Other objectives and advantages of this invention will become apparent from the following description taken in conjunction with the accompanying drawings wherein are set forth, by way of illustration and example, certain embodiments of this invention. The drawings constitute a part of this specification and include exemplary embodiments of the present invention and illustrate various objects and features thereof.
The cervical implant 10 has truncated pyramidal sides 11 and 12 joined with a larger rectilinear curved end 13 and a smaller curved end 14 forming an over-all wedge shaped body with rounded corners. A retainer cleat extends outwardly from each of the corners. Larger end 13 is convexly curved outwardly from the body and smaller end 14 is concavely curved toward the body. The major surfaces form end plates 15 and 16 which are rectilinear with curved ends. The body may be machined or otherwise fabricated as a unitary, monolithic implant.
The end plates 15 and 16 will be in contact with the end plates of adjacent vertebrae when the body is implanted in the spine of the patient. The implantation site will be prepared by removing the damaged intervertebral disk tissue. The vertebral end plates will be shaved to insure a vascularized bed for the implant and the rapid ingrowth of living tissue into and through the implant to fuse the adjacent vertebrae. To increase the development of spinal ingrowth, the end plate 15 has a series of longitudinal openings 17, 18 and 19 extending from the area of the larger end 13 toward the smaller end 14. The end plate 16 has a series of elongated openings 20, 21 and 22 extending across the width of the plate perpendicularly to the openings 17, 18 and 19. These two series of openings interconnect approximately half way between the end plate 15 and end plate 16 to create a labyrinth of open space within the implant.
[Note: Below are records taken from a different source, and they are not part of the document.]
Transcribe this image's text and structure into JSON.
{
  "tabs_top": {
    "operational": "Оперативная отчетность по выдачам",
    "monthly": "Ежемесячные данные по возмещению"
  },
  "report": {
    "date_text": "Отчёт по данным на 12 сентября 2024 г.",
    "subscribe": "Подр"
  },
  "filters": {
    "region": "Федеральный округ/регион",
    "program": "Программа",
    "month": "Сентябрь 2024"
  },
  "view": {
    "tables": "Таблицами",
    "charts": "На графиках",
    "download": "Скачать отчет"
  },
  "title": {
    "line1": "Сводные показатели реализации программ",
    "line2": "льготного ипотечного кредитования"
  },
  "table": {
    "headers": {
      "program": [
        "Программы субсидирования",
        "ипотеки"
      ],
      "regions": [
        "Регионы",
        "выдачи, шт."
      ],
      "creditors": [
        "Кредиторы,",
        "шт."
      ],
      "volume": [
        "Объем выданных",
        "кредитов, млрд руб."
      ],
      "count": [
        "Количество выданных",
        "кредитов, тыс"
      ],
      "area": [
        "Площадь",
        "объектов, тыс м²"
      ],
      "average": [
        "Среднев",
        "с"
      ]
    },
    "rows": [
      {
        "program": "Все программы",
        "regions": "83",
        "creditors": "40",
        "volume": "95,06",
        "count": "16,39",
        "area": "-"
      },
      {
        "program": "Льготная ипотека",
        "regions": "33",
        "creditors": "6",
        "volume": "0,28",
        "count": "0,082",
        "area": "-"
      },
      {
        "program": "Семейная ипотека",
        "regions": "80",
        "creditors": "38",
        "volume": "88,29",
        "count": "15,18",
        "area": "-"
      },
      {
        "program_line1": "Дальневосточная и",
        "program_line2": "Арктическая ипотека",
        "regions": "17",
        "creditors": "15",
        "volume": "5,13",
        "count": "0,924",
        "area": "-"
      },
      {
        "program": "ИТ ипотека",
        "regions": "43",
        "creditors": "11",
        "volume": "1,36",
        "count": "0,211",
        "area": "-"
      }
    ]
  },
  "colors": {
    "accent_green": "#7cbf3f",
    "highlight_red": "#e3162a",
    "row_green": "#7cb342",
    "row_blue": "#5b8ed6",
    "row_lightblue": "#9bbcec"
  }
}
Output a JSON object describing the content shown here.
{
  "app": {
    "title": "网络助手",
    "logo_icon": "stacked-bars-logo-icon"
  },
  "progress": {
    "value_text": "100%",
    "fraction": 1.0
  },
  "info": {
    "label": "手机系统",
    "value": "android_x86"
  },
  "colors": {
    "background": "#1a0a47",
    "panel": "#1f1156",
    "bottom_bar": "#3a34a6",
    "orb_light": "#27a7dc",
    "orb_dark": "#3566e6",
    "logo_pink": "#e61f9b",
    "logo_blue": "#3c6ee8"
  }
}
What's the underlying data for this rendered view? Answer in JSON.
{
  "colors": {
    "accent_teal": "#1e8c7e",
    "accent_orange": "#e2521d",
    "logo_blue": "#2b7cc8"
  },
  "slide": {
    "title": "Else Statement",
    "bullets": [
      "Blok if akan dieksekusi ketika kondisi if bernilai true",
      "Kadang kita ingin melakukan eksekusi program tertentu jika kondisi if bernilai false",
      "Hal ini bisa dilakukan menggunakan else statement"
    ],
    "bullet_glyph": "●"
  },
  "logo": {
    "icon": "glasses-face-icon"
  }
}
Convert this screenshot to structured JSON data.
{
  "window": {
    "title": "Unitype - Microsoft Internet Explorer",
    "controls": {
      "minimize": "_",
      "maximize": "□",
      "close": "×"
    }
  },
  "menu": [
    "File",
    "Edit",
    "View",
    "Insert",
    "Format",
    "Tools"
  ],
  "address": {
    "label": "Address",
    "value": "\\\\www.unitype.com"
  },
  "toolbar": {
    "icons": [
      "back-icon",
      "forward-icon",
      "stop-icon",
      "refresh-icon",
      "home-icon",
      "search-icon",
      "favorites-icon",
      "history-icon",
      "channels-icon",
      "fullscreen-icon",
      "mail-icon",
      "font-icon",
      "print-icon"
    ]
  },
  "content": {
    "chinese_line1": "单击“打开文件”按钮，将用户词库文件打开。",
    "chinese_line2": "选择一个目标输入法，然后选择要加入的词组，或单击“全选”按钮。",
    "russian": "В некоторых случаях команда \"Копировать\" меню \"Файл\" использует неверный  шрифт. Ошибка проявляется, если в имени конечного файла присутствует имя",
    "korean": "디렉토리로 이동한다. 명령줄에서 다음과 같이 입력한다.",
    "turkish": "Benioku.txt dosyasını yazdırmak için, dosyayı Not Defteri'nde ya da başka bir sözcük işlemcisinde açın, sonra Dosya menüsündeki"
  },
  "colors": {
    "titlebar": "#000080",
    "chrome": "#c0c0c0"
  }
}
Larger end 13 has a threaded bore 23 which is used to connect the implant with instrumentation facilitating the placement of the implant in the prepared surgical site. Also, pyramidal side 11 has planar grooves 24 and 25 defined by end walls 26 and 27 of the retainers, respectively. Pyramidal side wall 12 includes planar grooves 28 and 29 defined by end walls 30 and 31 of the retainers, respectively. These planar grooves and end walls cooperate with instrumentation used in implanting the device. The instrumentation (not shown), when in place, extends from the large curved end toward the smaller curved end and engages the end walls to place the implant in the proper position.
Before implantation, a thin layer of bone or bone growth promoting material or a combination thereof, is placed in the longitudinal openings 17, 18 and 19 to fill those openings. Another thin layer of bone or bone growth promoting material is placed in the openings 20, 21 and 22. These layers contact each other near the center of the implant. In this manner, the boney ingrowth is promoted by increasing the number of surfaces available for vascularization and by directing the growth from end plate to end plate by channeling the growth through the openings.
A number of embodiments of the present invention have been described. Nevertheless, it will be understood that various modifications may be made without departing from the spirit and scope of the invention. Accordingly, it is to be understood that the invention is not to be limited by the specific illustrated embodiment but only by the scope of the appended claims.